_What is being asked_
Repeat the entries exactly as they are written.

[Page and application data records]

·····

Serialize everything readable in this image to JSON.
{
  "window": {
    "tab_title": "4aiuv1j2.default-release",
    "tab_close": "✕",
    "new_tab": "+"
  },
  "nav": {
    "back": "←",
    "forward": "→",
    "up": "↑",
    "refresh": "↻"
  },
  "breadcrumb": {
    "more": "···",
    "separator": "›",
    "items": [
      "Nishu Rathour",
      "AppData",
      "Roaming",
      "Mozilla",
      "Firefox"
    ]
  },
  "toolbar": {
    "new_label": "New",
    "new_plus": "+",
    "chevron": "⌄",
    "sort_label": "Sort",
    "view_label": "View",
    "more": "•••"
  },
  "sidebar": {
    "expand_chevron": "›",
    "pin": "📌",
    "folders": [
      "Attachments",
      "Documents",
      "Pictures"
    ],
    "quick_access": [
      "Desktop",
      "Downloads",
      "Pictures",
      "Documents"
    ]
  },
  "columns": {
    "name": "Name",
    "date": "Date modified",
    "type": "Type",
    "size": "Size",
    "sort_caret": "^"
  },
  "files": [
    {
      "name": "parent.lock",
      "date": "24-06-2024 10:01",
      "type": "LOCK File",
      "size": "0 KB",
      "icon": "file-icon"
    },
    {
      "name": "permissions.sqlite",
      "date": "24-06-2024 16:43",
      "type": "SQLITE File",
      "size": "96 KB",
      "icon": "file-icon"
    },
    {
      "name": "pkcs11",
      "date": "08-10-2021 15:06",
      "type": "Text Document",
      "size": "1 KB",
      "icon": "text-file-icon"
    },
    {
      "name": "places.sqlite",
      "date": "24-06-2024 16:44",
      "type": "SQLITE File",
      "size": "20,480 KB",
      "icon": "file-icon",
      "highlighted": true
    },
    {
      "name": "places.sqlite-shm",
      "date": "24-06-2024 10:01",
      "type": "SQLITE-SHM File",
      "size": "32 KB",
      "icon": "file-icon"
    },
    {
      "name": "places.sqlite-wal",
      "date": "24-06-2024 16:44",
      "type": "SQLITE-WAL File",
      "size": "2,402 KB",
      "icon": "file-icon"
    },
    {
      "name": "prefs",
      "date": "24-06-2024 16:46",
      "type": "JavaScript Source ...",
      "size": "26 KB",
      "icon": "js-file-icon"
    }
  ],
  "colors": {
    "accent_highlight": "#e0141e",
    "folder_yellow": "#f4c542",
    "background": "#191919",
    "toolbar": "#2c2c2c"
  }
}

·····

_Response_
Serialize everything readable in this image to JSON.
{
  "window": {
    "tab_title": "4aiuv1j2.default-release",
    "tab_close": "✕",
    "new_tab": "+"
  },
  "nav": {
    "back": "←",
    "forward": "→",
    "up": "↑",
    "refresh": "↻"
  },
  "breadcrumb": {
    "more": "···",
    "separator": "›",
    "items": [
      "Nishu Rathour",
      "AppData",
      "Roaming",
      "Mozilla",
      "Firefox"
    ]
  },
  "toolbar": {
    "new_label": "New",
    "new_plus": "+",
    "chevron": "⌄",
    "sort_label": "Sort",
    "view_label": "View",
    "more": "•••"
  },
  "sidebar": {
    "expand_chevron": "›",
    "pin": "📌",
    "folders": [
      "Attachments",
      "Documents",
      "Pictures"
    ],
    "quick_access": [
      "Desktop",
      "Downloads",
      "Pictures",
      "Documents"
    ]
  },
  "columns": {
    "name": "Name",
    "date": "Date modified",
    "type": "Type",
    "size": "Size",
    "sort_caret": "^"
  },
  "files": [
    {
      "name": "parent.lock",
      "date": "24-06-2024 10:01",
      "type": "LOCK File",
      "size": "0 KB",
      "icon": "file-icon"
    },
    {
      "name": "permissions.sqlite",
      "date": "24-06-2024 16:43",
      "type": "SQLITE File",
      "size": "96 KB",
      "icon": "file-icon"
    },
    {
      "name": "pkcs11",
      "date": "08-10-2021 15:06",
      "type": "Text Document",
      "size": "1 KB",
      "icon": "text-file-icon"
    },
    {
      "name": "places.sqlite",
      "date": "24-06-2024 16:44",
      "type": "SQLITE File",
      "size": "20,480 KB",
      "icon": "file-icon",
      "highlighted": true
    },
    {
      "name": "places.sqlite-shm",
      "date": "24-06-2024 10:01",
      "type": "SQLITE-SHM File",
      "size": "32 KB",
      "icon": "file-icon"
    },
    {
      "name": "places.sqlite-wal",
      "date": "24-06-2024 16:44",
      "type": "SQLITE-WAL File",
      "size": "2,402 KB",
      "icon": "file-icon"
    },
    {
      "name": "prefs",
      "date": "24-06-2024 16:46",
      "type": "JavaScript Source ...",
      "size": "26 KB",
      "icon": "js-file-icon"
    }
  ],
  "colors": {
    "accent_highlight": "#e0141e",
    "folder_yellow": "#f4c542",
    "background": "#191919",
    "toolbar": "#2c2c2c"
  }
}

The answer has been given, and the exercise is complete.